Sam Knows What The Digivice Is
Sam Ichijouji's computer spits out the Digivice that eventually ends up in Ken's hands. Sam forbids his younger brother from touching the Digivice, which of course prompts Ken to grab it when Sam leaves the room. Sam snaps at his younger brother, telling him that he broke his trust. It's possible Sam got so angry because the Digivice is a mysterious foreign object, or because he doesn't want to take any risks that might get him in trouble with their parents.
However, some believe Sam knows exactly what it is, and is purposefully trying to prevent Ken from experiencing the Digital World. Support for this theory stems from the fact that he may have been friends with Ryo Akiyama, a character who is seen with Ken when he actually does go to the Digital World. Ryo may have told Sam about the Digital World and how dangerous it could be, prompting Sam to go into protective older-brother mode to shield Ken from the risks of owning a Digivice.
The Digital World Is A Multiverse
Each season of Digimon has a slightly different take on reality, so much so that you might guess they're actually different versions of the same world.
YouTube user Viewer Online101 provides an in-depth explanation of this theory. Not only do these extra layers exist, but each one is connected with its own version of the real world. Crossover between different worlds is possible; for example, Ryo Akiyama exists both in Digimon Adventure and in Digimon Tamers, a world where the characters from Digimon Adventure are fictional. In Digimon Fusion, characters from multiple Digimon universes join up to defeat Quartzmon. Yggdrasil connects all versions of these worlds, and governs them all.
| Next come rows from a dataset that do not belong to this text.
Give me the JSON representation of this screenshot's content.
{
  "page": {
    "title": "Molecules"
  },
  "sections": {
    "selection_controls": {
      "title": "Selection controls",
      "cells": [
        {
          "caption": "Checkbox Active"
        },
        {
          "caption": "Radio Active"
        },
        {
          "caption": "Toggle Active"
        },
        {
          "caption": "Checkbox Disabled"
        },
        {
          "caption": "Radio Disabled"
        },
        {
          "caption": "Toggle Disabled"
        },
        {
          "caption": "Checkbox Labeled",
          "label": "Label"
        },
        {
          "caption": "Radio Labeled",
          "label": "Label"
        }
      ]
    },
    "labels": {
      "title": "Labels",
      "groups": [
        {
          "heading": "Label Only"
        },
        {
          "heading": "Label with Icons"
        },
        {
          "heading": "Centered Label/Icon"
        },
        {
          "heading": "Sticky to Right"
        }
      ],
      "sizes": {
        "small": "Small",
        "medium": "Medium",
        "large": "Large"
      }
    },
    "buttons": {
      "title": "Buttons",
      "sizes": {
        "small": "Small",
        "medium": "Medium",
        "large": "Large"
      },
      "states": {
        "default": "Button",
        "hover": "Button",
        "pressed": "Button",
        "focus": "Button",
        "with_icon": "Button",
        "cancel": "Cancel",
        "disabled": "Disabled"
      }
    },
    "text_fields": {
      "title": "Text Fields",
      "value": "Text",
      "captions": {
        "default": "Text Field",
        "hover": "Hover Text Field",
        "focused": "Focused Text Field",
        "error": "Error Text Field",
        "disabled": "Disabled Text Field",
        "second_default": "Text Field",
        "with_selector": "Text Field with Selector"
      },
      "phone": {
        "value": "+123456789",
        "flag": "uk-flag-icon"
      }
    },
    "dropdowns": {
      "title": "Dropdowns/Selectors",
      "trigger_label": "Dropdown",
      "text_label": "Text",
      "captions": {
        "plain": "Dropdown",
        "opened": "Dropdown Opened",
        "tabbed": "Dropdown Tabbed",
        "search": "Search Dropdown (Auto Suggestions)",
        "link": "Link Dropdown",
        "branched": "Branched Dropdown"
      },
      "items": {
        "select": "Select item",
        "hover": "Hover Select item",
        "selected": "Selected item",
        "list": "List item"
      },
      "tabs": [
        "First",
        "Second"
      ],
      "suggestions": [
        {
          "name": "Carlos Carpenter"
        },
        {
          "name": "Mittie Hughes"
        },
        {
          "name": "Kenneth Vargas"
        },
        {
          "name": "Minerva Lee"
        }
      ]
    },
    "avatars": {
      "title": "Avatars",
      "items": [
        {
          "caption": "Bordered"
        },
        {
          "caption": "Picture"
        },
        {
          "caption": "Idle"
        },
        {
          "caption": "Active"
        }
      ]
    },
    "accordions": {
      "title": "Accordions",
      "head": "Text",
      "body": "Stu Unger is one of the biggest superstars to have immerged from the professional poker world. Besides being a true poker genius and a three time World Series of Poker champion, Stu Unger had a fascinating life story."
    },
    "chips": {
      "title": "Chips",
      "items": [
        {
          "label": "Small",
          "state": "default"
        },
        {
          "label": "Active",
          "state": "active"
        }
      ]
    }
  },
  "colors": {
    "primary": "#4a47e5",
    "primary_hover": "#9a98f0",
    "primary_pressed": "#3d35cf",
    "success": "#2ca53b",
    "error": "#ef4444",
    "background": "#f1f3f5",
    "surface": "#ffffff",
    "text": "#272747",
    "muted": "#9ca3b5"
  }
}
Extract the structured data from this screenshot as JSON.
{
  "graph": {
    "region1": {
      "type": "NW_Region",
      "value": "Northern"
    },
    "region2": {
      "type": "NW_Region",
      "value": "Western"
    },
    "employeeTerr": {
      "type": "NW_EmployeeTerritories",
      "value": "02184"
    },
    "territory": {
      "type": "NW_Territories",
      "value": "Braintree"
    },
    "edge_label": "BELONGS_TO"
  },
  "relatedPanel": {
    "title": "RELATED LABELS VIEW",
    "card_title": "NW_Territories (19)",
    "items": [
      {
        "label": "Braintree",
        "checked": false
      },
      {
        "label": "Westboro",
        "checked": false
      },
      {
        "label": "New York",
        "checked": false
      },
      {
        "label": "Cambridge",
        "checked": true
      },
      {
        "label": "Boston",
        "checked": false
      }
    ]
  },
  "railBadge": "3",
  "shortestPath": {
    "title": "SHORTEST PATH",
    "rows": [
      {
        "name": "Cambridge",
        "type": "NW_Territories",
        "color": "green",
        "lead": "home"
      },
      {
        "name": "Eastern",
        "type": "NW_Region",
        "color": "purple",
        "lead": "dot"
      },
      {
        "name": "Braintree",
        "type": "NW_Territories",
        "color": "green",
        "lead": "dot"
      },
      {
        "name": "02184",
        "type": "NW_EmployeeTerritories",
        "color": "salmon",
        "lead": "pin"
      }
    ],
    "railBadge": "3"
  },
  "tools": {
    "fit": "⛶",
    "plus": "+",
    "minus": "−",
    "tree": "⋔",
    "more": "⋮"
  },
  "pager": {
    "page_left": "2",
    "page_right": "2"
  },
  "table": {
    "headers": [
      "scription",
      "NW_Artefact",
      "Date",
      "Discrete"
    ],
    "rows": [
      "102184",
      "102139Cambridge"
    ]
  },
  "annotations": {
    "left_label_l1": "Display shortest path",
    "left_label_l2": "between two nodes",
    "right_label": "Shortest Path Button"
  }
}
Each Digimon Name Is A Class File
Have you ever wondered why all the Digimon's names end in the suffix "-mon?" It could simply be because Digimon is a portmanteau of "digital monsters" but it could be for another, more intriguing reason.
According to Redditor /u/TheRealQwade, "-mon" isn't a suffix at all, but the name for a class file, like ".docx" or ".mp3." Each Digimon name is actually a file that contains all the information and attributes necessary to run each species' specific "program." So, Agumon isn't really Agumon, but "Agu.mon."
This way of thinking also impacts the Digimon's attacks and evolution. Rather than natural behaviors, these are functions coded into the class file.
The 02 Finale Was Thrown Together At The Last Minute
To many Digimon fans, the 02 finale doesn't make a lot of sense. Many of the character's careers are illogical and seemingly random, their children look like clones, and the end-game pairings are largely disconnected from what actually happens in the series. Why is the ending so unsatisfying?
Some fans think the real ending was a prequel to the third Digimon series, Digimon Tamers, but because the network was unsure if the series would be greenlit or not, a new ending had to be thrown together at the last minute. Had the production team actually had a chance to put genuine effort into the epilogue, the kids might have gotten more interesting designs, and Matt might not have been an astronaut.